The use of apatinib therapy in patients with radio-active iodine-refractory thyroid cancer has been found to be safe and effective, improving progression-free survival. This was the main result from the Efficacy of Apatinib in Radioactive Iodine-refractory Differentiated Thyroid Cancer [REALITY] trial, undertaken by a team from the Department of Nuclear Medicine, Beijing Key Laboratory of Molecular Targeted Diagnosis and Therapy in Nuclear Medicine, Peking, China.

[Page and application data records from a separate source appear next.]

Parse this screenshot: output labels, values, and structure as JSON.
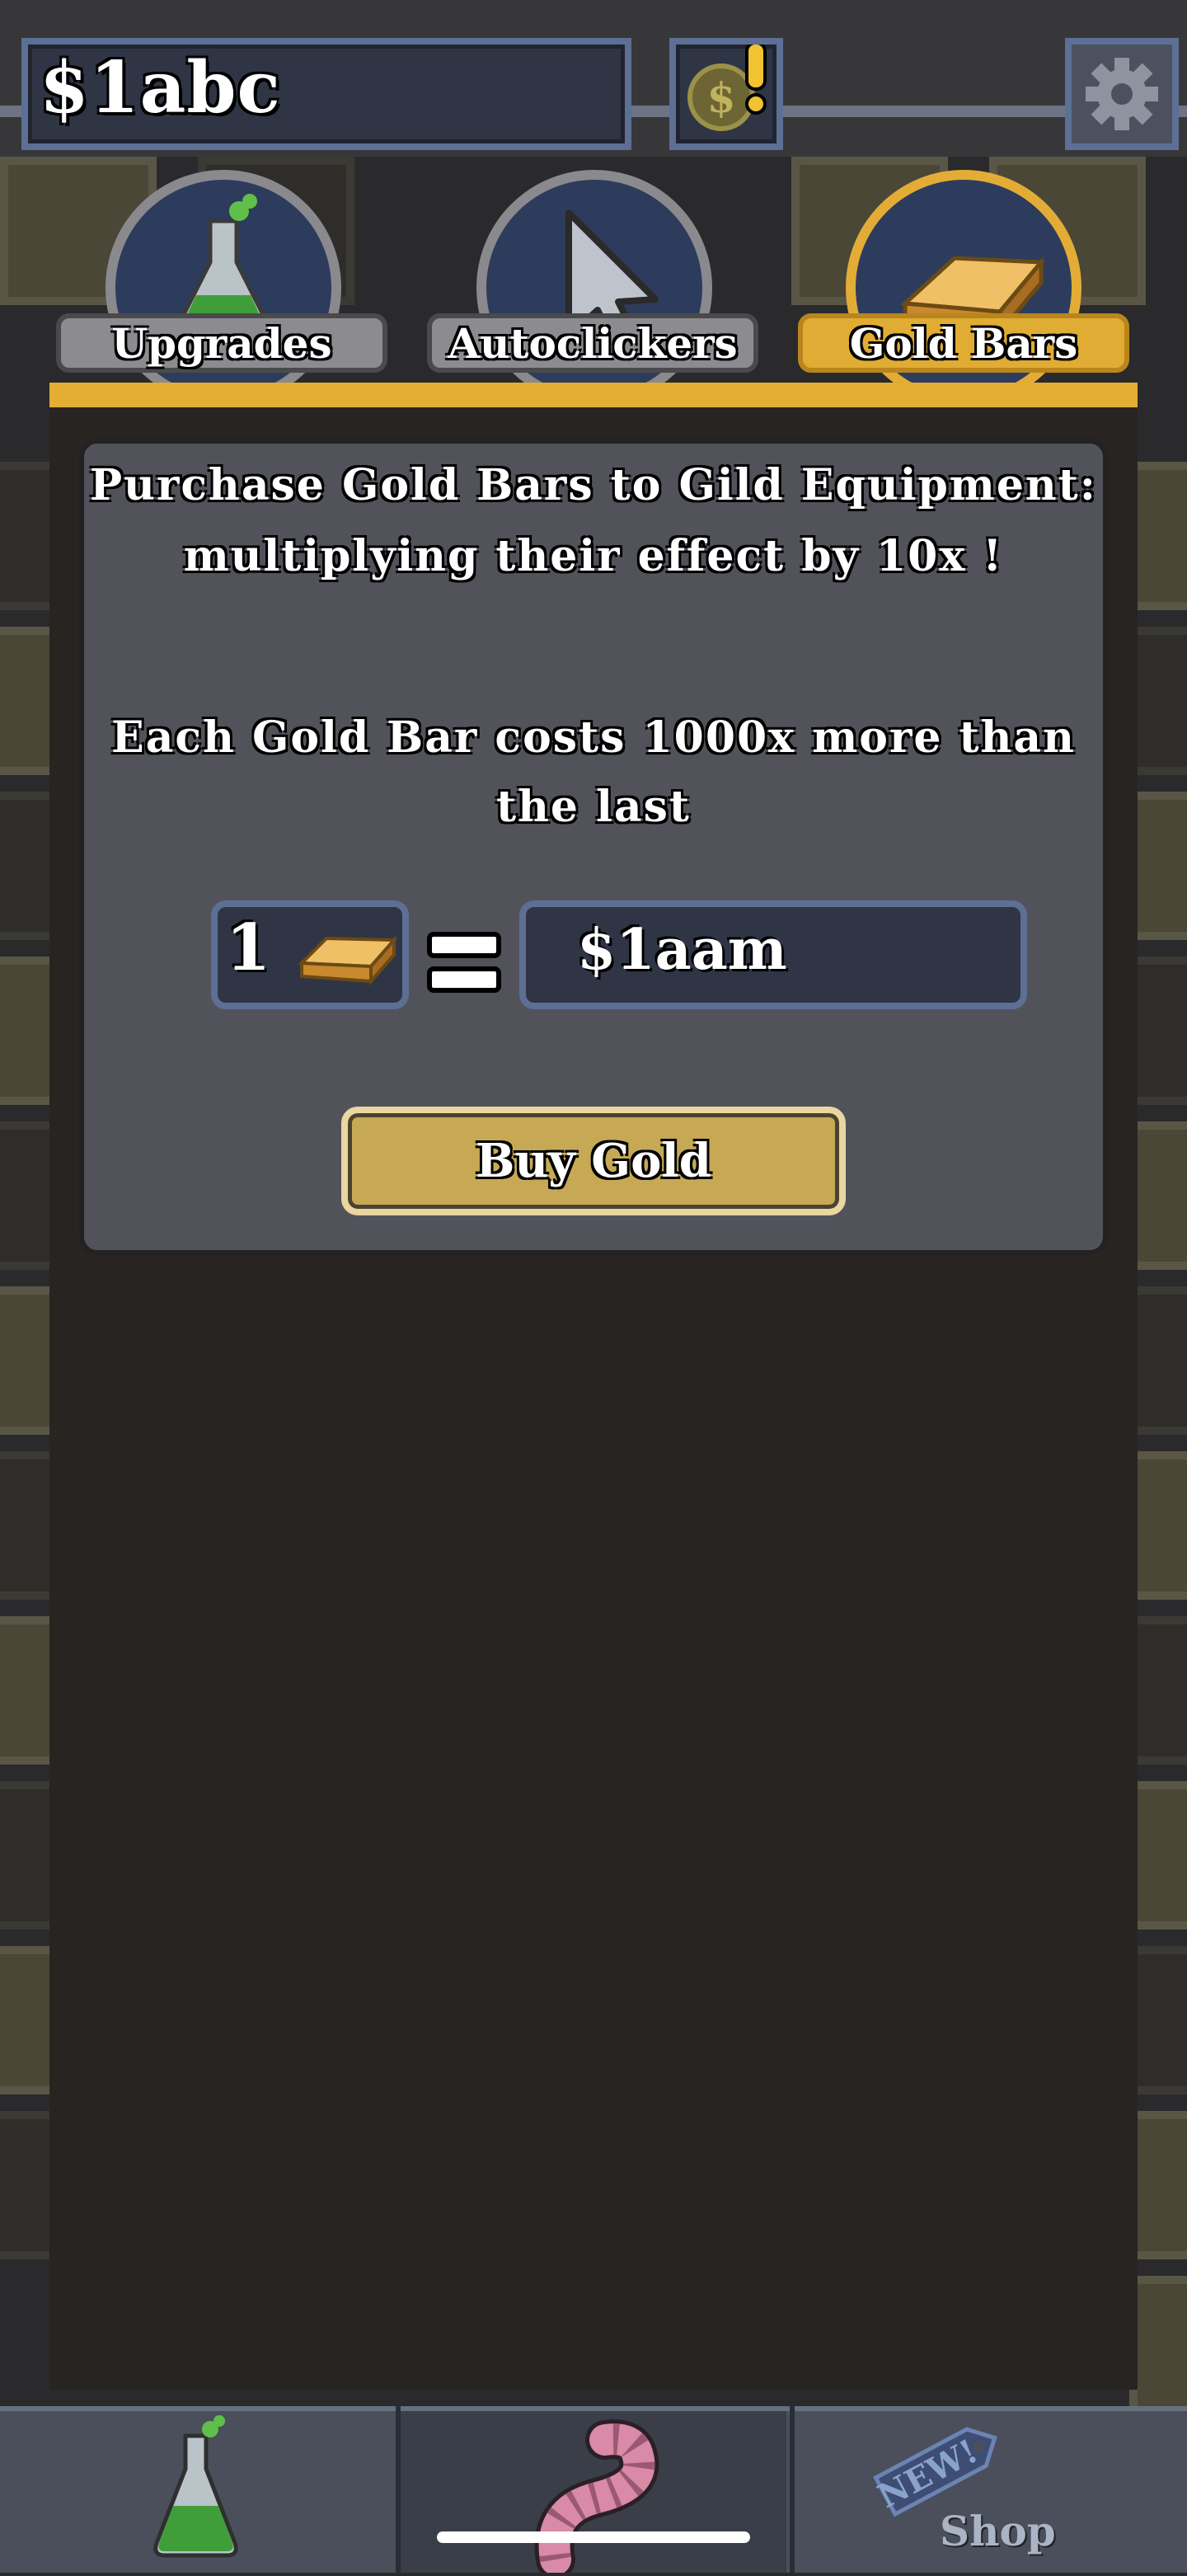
{
  "header": {
    "money": "$1abc"
  },
  "tabs": [
    {
      "label": "Upgrades",
      "icon": "flask-icon",
      "active": false
    },
    {
      "label": "Autoclickers",
      "icon": "cursor-icon",
      "active": false
    },
    {
      "label": "Gold Bars",
      "icon": "gold-bar-icon",
      "active": true
    }
  ],
  "gold_panel": {
    "description_line1": "Purchase Gold Bars to Gild Equipment:",
    "description_line2": "multiplying their effect by 10x !",
    "cost_line1": "Each Gold Bar costs 1000x more than",
    "cost_line2": "the last",
    "quantity": "1",
    "price": "$1aam",
    "buy_label": "Buy Gold"
  },
  "bottom_nav": {
    "shop_label": "Shop",
    "shop_badge": "NEW!"
  },
  "colors": {
    "accent": "#e4ad33",
    "panel": "#52535a",
    "frame": "#5d6f94"
  }
}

The incidence of thyroid cancer has been increasing globally over the past three decades and affects around 5 to 6% of men and women. Differentiated thyroid cancer (DTC) , which includes papillary and follicular histologies, is the most common type, accounting for over 90% of all thyroid cancers. Although radioactive iodine therapy is effective for a large proportion of patients with DTC, unfortunately around 5 to 15% of patients become refractory to therapy, prompting the need for alternatives.
Apatinib is a small-molecule angiogenesis inhibitor which suppresses vascular endothelial growth factor (VEGF) signalling. The value of apatinib therapy in radioactive iodine-refractory DTC has been examined in two small studies. In the first including 10 patients, the drug was described as a promising therapy, whereas in the second, dosing schedule study, undertaken with 20 patients, the drug produced a similar efficacy with both doses.
Based on these preliminary studies, the Chinese team, decided to undertake a randomised, double-blind, placebo trial of apatinib in patients with progressive, locally advanced or metastatic radioactive iodine-refractory DTC. The REALITY trial was conducted in adults (18 years and over) and the inclusion criteria were those whose target lesion had lost iodine uptake function, where the lesion had progressed within 12 months after radioactive iodine treatment. In addition, iodine refractory patients receiving chemotherapy or radiotherapy, at least one month prior to the first use of study treatment were also included. Participants were randomised 1:1 to apatinib, given at a dose of 500 mg once daily until disease progression or intolerable side-effects developed or matching placebo. Tumour assessment was performed with CT or MRI imaging and the primary endpoint was investigator assessed progression-free survival (PFS), which was defined as the time from randomisation to disease progression or death from any cause. Secondary endpoints included overall survival (OR) and the objective response rate (ORR).
A total of 92 patients with a mean age of 57.7 years (60.9% female) were randomised to apatinib therapy or placebo.
With a median follow-up time of 18.1 months, the median PFS was 22.2 months in the apatinib group and 4.5 months in the placebo group (hazard ratio, HR = 0.26, 95% CI 0.14 – 0.47). The 12-month PFS rate was 60.3% for apatinib compared to 12.4% in the placebo arm although this decreased to 37.2% and 4.1% (apatinib vs placebo). The ORR was 54.3% for apatinib compared to 2.2% (placebo) and the overall 12-month survival rate was 95.4% vs 79.7% (apatinib vs placebo).
In terms of safety, the most common adverse event (grade 3 or higher) was hypertension (34.8%), hand-foot syndrome (17.4%) and proteinuria (15.2%) and none of these effects were observed in the placebo group.
The authors concluded that apatinib therapy significantly improved PFS and suggested that it should be considered as a new treatment for patients with radioactive iodine-refractory DTC.